- ACTION ITEM -
Using the data below, show every line where the word "prev" occurs.

- RECORDED INFORMATION -
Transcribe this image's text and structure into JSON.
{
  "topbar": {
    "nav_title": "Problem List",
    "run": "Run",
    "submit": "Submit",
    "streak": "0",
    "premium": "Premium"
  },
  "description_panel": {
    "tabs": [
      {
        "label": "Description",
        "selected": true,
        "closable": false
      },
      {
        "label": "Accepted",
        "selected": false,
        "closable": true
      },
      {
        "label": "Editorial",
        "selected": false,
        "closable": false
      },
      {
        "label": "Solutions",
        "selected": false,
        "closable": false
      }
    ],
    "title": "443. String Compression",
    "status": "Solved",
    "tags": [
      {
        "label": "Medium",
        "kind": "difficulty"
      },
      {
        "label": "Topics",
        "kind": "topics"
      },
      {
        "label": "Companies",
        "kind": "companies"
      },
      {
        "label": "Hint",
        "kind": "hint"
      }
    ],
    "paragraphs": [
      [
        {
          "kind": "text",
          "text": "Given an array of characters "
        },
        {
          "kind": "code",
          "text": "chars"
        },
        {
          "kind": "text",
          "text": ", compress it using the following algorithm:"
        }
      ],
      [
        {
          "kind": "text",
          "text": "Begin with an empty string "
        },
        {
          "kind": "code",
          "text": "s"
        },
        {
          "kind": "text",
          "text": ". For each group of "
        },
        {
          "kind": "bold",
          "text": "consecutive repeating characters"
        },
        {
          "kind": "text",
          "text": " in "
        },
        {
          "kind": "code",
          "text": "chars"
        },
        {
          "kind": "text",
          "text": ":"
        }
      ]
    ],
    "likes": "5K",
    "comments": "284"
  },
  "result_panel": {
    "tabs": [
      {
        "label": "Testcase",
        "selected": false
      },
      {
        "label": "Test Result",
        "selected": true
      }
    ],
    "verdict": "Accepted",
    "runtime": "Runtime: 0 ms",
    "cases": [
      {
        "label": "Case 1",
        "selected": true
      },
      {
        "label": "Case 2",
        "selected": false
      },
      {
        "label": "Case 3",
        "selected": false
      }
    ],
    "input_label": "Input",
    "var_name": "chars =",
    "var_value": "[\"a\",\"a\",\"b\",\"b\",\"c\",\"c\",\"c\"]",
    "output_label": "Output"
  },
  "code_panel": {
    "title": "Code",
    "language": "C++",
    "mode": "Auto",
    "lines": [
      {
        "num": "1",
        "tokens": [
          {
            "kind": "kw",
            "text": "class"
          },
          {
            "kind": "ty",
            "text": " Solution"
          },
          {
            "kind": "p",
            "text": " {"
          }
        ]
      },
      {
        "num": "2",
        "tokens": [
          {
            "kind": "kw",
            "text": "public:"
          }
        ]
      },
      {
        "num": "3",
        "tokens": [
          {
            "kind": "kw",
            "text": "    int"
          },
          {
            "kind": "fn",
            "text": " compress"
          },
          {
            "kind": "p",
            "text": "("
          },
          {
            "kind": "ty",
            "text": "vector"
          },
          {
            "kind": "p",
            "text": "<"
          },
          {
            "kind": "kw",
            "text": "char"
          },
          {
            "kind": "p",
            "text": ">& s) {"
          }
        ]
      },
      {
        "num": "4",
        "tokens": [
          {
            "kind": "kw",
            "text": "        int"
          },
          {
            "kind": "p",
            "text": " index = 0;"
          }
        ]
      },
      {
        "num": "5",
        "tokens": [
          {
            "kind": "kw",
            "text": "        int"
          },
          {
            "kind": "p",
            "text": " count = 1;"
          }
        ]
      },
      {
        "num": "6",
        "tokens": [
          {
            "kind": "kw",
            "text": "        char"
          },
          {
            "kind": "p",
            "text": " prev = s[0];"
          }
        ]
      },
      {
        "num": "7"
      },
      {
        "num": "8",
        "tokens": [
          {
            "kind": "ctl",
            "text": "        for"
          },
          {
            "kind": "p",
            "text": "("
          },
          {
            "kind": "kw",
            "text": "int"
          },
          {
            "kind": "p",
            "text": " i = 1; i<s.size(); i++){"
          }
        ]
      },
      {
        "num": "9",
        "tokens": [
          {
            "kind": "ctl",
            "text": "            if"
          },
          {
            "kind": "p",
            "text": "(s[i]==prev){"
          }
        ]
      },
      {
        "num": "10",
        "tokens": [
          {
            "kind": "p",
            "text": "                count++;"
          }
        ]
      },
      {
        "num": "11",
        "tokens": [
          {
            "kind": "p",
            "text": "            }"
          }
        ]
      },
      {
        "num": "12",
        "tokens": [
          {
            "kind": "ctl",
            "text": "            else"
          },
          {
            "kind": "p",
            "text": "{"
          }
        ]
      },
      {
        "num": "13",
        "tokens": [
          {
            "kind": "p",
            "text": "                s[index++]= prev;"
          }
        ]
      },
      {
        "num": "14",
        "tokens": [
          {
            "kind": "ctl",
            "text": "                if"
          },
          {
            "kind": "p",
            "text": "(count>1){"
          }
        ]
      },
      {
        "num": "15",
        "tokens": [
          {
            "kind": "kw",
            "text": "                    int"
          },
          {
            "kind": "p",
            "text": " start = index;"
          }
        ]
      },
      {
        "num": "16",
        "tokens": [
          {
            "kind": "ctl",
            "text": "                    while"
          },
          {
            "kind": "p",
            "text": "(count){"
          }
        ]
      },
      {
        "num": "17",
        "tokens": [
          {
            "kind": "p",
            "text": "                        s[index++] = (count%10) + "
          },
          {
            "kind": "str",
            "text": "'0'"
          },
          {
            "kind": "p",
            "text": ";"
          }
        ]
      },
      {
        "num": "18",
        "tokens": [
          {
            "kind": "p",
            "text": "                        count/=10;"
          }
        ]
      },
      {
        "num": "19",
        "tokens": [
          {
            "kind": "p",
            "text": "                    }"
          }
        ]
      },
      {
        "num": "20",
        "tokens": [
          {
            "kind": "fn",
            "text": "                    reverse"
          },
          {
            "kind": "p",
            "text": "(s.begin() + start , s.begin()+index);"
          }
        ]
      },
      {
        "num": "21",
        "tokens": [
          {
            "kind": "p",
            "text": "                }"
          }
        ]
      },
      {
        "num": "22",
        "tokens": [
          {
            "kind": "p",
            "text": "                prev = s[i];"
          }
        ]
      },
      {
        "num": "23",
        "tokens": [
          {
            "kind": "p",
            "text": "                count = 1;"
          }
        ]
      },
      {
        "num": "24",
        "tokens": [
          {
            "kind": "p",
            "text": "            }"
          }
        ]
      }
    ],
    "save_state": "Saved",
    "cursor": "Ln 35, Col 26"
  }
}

- RESPONSE TO THIS TASK -
            "text": " prev = s[0];"
            "text": "(s[i]==prev){"
            "text": "                s[index++]= prev;"
            "text": "                prev = s[i];"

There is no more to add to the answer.